Kasi and her husband Jamey, knowing the difficulty of starting a family while undergoing cancer treatments, decided to try invitrofertilization. Having frozen several embryos, after the chemotherapy treatments were finished, Kasi and Jamey moved on in the IVF process, only to miscarry a child. The second IVF attempt failed, and they gave up trying to start a family.
But almost two years later, to their surprise, Kasi was pregnant, and delightfully welcomed their first son, Mason. Life was busy, full and joy, firsts and surprises—like the surprise of being pregnant again only three months after Mason’s birth. And another not-so-nice surprise of finding another lump; the cancer had returned. Another surgery was needed as soon as possible. Five months pregnant, she had to make the decision to postpone chemotherapy treatments until after baby number two was born.
Tucker was born right on time, and within two months Kasi began a sequence of 35 radiation treatments. Swirled in children and doctor appointments, Kasi was able to bravely face each cancer treatment one day at a time with the help of her family members.
With God All Cancer Is Possible
Currently, Kasi is all clear and cancer free, but there is always the fear that cancer might attack again. Because of her family history and the odds of cancer returning, Kasi has decided to be as preventative as humanly possible. This past May, at the suggestion of multiple doctors, Kasi underwent a voluntary hysterectomy.
But it’s not faith in the medical expert or preventative care that gives Kasi security. It’s faith in God—a faith that has been tested through staggering losses and unexpected cancer. Through her journey, Kasi realizes there are some answers she will never have. But she has discovered God’s consistency in an unpredictable and volatile world.

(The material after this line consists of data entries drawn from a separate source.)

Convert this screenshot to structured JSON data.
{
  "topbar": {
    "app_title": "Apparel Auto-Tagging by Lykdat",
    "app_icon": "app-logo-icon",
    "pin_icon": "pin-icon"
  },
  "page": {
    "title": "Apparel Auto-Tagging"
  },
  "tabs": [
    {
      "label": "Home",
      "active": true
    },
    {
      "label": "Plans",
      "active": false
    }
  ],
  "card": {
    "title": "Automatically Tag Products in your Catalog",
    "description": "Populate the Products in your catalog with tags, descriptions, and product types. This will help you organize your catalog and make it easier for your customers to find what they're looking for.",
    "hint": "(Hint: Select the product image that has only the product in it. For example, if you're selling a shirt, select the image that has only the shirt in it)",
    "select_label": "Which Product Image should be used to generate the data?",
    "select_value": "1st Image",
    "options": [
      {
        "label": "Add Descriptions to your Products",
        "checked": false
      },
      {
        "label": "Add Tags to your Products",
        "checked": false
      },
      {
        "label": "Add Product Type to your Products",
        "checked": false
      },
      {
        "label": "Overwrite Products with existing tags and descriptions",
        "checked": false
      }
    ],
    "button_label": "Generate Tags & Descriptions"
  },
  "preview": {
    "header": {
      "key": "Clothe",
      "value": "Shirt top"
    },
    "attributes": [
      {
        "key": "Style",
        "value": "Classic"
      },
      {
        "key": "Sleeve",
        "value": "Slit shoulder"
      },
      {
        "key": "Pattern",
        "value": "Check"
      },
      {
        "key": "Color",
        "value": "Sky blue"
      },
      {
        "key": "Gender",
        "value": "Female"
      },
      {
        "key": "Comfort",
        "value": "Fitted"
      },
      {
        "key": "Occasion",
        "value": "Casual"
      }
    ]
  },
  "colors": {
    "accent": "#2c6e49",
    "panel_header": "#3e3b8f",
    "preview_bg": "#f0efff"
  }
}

Kasi says there are times when the destruction of cancer feels like a losing battle. Her mom is currently on her fourth cancer battle; Kasi watches and admires her mom’s amazing strength while she undergoes yet another round of chemo.
The story isn’t over for Kasi and her family. They continue to walk in God’s strength and hope throughout their individual and collective fight with cancer. Even in the hardest moments of cancer, Kasi says they have encountered the unparalleled faithfulness of God.
“I don’t know how people go through things like cancer without God. It’s unimaginable to me.”